SHANGHAI (Reuters) - Some Chinese cement producers and suppliers were taking advantage of Beijing’s environmental crackdown to artificially ramp up prices, an industry body said on Wednesday, urging local governments to investigate.
The Wuhan Concrete (Mortar) Association, which represents the central Chinese region’s concrete and mortar producers, said some construction projects have been suspended due to disorderly price spikes and artificial supply shortages of raw materials.
China’s environmental push and orders for cement producers to cut output have pushed up concrete prices and led to supply shortages since September, the association said in a report to local government bodies dated Dec. 4 and released on its website on Wednesday.
“Particularly upstream cement producers and suppliers have taken the opportunity to exaggerate the impact from the environmental crackdown and output cuts to raise prices in a disorderly way multiple times in November and make supplies artificially short,” it said.
The move was believed to be aimed at forcing up prices to gain “excessive profits,” it said.
Some construction projects, including key government projects, have been suspended, it added, without giving details.
Beijing has vowed to crack down on pollution as part of its efforts to clear its skies, ordering cutbacks in industrial production including cement, steel and aluminum in the winter season.

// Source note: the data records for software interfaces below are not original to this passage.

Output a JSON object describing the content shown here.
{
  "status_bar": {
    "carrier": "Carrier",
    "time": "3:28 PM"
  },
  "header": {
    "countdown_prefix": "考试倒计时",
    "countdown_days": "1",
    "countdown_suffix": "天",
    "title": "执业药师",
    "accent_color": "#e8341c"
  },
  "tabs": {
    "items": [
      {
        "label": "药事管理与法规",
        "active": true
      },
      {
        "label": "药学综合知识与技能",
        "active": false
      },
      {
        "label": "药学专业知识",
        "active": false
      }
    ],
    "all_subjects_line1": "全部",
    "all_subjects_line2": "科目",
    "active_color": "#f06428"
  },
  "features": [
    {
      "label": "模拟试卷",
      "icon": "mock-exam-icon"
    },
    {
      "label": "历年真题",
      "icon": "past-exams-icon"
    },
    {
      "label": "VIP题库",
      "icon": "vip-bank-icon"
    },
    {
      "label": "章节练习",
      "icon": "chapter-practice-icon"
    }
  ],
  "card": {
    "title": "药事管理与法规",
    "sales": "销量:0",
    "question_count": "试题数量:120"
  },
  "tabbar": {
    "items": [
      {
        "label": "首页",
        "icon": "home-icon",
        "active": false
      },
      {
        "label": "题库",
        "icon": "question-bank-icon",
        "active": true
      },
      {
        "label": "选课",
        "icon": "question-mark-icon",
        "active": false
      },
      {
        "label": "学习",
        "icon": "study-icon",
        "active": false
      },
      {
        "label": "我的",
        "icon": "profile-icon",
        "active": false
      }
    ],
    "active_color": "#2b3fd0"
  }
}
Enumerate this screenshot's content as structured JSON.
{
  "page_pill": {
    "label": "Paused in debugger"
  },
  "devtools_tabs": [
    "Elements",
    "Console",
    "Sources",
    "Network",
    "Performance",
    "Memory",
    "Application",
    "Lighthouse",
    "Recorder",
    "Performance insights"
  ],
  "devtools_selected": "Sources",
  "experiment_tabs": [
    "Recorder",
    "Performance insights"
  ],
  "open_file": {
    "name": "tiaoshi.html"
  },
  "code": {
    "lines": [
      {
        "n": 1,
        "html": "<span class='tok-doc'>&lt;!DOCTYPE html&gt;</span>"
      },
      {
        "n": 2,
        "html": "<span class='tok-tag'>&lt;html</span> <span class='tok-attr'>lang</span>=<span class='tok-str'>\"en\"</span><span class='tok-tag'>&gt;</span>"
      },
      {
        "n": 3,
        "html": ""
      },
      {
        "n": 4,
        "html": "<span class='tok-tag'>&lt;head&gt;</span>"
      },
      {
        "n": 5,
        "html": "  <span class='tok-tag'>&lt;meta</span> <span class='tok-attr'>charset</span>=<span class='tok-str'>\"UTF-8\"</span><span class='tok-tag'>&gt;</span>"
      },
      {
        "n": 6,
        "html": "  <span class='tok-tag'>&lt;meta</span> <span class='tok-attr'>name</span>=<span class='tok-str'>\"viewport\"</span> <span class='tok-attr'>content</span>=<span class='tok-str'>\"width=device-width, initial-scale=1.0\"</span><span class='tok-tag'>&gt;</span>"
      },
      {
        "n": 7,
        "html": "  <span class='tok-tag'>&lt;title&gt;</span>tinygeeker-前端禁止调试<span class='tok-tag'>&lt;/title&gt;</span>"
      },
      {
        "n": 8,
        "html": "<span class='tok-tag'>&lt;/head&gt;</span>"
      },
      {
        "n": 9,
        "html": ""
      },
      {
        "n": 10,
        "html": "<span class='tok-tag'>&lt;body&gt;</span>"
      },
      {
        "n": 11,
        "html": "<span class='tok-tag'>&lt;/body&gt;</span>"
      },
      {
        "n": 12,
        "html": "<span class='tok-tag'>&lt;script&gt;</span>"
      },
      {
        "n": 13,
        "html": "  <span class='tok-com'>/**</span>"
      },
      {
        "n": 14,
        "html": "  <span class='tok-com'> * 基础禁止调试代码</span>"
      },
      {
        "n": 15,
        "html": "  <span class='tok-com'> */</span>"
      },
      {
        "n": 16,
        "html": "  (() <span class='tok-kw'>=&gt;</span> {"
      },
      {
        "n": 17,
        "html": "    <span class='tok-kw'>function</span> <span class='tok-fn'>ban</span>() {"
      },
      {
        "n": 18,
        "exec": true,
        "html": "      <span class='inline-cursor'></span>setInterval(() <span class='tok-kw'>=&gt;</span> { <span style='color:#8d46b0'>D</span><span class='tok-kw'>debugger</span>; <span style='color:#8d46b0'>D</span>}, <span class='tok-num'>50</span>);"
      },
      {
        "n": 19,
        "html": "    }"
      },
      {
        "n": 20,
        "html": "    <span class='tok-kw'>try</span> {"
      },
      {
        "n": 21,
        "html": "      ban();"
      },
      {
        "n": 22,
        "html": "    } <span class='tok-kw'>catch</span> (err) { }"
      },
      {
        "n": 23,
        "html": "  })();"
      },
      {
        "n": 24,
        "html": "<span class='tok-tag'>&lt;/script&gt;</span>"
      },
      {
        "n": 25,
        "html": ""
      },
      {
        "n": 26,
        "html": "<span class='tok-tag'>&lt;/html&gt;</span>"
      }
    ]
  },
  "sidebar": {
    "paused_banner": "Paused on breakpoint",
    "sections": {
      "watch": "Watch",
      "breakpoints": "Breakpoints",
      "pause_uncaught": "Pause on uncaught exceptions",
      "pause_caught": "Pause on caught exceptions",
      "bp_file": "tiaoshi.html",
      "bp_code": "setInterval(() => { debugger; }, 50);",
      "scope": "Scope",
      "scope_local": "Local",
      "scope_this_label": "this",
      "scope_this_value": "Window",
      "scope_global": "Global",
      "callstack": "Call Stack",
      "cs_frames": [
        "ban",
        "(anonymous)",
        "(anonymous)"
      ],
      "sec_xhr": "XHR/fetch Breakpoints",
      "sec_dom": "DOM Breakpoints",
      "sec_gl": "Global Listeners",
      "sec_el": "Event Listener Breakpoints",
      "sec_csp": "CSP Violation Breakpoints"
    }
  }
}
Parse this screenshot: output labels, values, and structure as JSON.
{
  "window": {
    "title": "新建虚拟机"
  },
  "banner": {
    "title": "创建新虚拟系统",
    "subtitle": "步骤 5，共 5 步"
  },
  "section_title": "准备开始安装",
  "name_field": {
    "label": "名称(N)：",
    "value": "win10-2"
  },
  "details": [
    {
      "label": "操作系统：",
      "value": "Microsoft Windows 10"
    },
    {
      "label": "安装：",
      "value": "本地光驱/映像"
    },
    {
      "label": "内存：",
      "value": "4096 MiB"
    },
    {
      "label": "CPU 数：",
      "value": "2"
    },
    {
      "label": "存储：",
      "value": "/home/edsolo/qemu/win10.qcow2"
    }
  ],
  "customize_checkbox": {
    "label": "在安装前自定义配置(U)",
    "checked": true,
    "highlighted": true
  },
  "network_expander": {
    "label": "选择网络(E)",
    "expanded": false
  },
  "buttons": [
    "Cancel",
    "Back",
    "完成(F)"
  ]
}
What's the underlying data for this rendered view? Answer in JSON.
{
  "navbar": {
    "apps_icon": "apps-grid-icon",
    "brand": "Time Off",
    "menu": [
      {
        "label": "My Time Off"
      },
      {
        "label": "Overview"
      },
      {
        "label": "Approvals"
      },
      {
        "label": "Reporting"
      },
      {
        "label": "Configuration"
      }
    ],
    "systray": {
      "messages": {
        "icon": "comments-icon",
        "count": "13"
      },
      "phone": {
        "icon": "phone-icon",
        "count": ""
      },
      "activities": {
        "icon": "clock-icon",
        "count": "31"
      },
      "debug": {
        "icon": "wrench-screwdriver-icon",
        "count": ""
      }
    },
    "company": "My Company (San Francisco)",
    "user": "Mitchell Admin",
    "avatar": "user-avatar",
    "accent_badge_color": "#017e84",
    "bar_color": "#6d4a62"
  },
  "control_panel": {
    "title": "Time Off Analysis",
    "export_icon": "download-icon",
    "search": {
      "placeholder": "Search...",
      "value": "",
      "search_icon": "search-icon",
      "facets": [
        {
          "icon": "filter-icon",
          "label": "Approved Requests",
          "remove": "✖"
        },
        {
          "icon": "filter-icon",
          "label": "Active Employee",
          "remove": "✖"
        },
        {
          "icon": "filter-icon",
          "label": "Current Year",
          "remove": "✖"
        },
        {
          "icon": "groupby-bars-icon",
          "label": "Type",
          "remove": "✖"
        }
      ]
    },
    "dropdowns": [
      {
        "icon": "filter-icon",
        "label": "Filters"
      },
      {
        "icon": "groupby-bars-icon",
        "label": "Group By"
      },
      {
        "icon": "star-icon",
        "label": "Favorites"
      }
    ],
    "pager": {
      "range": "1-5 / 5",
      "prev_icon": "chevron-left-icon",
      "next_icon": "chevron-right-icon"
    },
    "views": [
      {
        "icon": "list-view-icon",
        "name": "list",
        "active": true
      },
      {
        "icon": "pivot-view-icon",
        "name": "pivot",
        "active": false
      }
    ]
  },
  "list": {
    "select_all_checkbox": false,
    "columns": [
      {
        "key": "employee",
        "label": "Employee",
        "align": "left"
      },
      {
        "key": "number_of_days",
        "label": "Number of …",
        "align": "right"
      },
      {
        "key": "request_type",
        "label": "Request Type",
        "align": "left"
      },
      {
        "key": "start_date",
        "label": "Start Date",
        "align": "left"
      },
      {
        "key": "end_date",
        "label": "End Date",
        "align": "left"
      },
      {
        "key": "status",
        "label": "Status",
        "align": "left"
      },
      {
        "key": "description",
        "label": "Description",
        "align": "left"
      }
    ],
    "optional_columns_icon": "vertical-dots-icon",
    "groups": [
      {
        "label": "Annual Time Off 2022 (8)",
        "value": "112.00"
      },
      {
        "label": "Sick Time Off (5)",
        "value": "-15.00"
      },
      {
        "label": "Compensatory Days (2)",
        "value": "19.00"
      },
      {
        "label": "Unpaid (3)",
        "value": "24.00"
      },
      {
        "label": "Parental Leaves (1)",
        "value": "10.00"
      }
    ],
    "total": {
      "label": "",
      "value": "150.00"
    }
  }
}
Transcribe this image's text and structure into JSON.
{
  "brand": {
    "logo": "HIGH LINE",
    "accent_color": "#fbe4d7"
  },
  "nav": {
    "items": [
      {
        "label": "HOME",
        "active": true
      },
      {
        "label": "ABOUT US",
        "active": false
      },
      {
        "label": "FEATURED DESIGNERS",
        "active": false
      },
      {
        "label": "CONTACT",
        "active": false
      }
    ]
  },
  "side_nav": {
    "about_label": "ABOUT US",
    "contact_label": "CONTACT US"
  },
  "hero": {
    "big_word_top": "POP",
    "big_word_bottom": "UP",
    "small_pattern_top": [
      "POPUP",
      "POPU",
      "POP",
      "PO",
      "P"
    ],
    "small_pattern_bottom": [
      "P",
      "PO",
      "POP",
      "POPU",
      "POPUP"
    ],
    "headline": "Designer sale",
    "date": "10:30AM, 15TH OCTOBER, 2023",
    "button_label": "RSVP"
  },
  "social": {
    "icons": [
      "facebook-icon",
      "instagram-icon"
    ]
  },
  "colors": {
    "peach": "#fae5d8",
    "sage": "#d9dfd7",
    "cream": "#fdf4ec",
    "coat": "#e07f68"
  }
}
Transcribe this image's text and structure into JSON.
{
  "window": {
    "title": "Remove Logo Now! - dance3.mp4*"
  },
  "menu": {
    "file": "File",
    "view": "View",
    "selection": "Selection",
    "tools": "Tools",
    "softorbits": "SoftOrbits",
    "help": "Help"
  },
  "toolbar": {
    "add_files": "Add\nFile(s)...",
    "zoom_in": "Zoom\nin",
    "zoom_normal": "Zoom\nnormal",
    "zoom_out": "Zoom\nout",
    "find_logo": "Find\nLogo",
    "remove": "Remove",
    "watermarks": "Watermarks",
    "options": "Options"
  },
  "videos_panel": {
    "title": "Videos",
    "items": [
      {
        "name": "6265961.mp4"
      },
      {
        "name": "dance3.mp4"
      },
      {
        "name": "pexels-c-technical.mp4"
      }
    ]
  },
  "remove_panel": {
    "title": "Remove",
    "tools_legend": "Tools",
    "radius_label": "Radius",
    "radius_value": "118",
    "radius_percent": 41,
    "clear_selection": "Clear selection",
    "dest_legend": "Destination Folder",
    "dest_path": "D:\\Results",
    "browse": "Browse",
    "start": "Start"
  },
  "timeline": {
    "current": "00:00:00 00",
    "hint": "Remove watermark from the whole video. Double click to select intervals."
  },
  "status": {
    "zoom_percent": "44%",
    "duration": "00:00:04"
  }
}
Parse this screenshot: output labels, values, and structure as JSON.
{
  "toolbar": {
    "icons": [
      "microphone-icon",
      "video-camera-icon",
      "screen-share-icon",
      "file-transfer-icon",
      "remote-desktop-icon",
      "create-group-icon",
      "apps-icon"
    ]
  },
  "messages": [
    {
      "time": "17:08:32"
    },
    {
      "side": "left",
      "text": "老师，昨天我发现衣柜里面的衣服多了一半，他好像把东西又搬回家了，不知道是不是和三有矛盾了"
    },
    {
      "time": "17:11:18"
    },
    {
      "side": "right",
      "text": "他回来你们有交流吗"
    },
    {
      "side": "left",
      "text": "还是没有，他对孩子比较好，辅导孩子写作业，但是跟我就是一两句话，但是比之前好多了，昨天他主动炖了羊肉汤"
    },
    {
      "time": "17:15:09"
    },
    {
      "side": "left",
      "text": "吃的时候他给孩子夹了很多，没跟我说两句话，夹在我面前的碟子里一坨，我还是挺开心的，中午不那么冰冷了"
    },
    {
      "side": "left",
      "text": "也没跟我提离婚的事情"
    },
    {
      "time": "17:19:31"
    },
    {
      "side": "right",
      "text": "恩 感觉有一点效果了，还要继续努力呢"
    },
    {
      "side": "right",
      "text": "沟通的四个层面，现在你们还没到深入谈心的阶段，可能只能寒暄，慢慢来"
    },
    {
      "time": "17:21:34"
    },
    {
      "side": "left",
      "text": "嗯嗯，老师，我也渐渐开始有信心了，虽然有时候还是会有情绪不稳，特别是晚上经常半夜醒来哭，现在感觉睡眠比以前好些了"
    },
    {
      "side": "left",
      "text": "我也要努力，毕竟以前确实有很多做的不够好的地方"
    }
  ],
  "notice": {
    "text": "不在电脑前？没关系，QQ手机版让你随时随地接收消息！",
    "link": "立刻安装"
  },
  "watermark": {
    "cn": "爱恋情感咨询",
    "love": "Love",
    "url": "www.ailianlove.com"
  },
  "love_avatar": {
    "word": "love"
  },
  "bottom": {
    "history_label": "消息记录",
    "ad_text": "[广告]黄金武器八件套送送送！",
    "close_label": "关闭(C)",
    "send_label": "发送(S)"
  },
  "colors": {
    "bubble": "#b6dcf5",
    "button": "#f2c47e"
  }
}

Reporting by Ruby Lian and Josephine Mason; editing by Richard Pullin